I returned to Miami Valley Hospital this morning to get my port installed.
This was done as an out-patient procedure under “twilight” sleep — so it wasn’t so bad.
From the brochure they gave me (heavy on market-speak):
“Your Bard PowerPort device is a small device (about the size of a quarter) used to carry medicine into the bloodstream. It has one or two small basins that are sealed with a soft silicone top, called a septum. The port is placed under the skin on your chest or arm. The port connects to a small, soft tube called a catheter. The catheter is placed inside one of the large central veins that take blood to your heart. When a special needle is put into the septum, it creates “access” to your bloodstream. Medicine and fluids can be given through the needle and blood samples can be withdrawn.”
“Because the port places medicines into a large central vein, the medicines mix better in the blood. The medicines are also diluted so they are less harmful to your veins.”
(Sometimes I have to remind my self that chemo is my alley, not my enemy.)
“The port has a special triangle shape and three bumps on top of the septum. The bumps are called palpation bumps. Your doctor or nurse can feel these bumps and the triangle port shape to know that you have a Bard PowerPort device”
I’m guessing that finding those bumps also helps them to aim the needle.
“Your doctor or nurse will use the port when they need to give medicine or fluids or withdraw blood samples. To do this, they will access the port by placing a special needle, called a Huber needle, into the port. You may feel a mile pricking when they put the needle into the port. This sensation often gets milder over time.”
Ugh! That’s one big-ass needle!
“After your port is placed, your doctor will place a small bandage over the wound. For the first few days, you should avoid heavy exertion and follow any special guidance from your doctor or nurse to care for the small wound. Once the wound has healed, it will not take any special care and you can resume normal activities.”
So now I look a little bit like a vampire snacked on me. This photo looks much worse then the reality — the steri-strip looks like jagged edges when it’s really simply getting wrinkly as the swelling goes down.
I want to give a shout-out to the folks at Miami Valley, and to my surgeon and her team. They’re all top-notch professionals. So nice. So willing to spend time and answer my questions. They really made me feel safe as I went through this procedure.
And when they wheeled me into the operating room, they turned up the music so we could all dance to Bruno Mars. Of course, I had to dance in a supine position from the gurney.

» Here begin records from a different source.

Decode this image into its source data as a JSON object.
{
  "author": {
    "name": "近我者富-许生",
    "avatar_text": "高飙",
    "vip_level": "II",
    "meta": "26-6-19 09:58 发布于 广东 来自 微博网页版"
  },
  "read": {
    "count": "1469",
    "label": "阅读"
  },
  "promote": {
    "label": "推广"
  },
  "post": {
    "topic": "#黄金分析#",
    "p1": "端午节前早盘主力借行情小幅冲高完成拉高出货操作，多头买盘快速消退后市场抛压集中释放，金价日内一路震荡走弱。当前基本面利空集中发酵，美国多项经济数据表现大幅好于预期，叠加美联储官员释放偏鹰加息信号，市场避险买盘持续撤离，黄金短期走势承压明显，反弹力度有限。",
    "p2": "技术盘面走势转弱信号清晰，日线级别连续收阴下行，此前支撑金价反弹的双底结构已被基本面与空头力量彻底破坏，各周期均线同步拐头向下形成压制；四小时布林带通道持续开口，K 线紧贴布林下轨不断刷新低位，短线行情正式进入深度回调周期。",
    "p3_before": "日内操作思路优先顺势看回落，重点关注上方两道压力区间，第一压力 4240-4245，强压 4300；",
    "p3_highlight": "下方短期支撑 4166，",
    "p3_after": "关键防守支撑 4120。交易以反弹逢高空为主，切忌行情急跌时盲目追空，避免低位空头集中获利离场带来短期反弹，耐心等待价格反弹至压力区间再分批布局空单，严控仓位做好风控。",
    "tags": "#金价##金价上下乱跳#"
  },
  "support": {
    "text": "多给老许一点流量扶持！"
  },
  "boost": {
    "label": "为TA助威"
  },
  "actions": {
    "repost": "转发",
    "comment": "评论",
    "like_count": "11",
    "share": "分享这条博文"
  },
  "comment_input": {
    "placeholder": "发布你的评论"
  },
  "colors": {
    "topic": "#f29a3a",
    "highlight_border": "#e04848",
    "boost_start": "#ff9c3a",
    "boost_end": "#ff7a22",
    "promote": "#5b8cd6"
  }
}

Going home to lunch.
NOTE: Portions of this post originally appeared elsewhere. Also, I have backdated this post to preserve chronological order.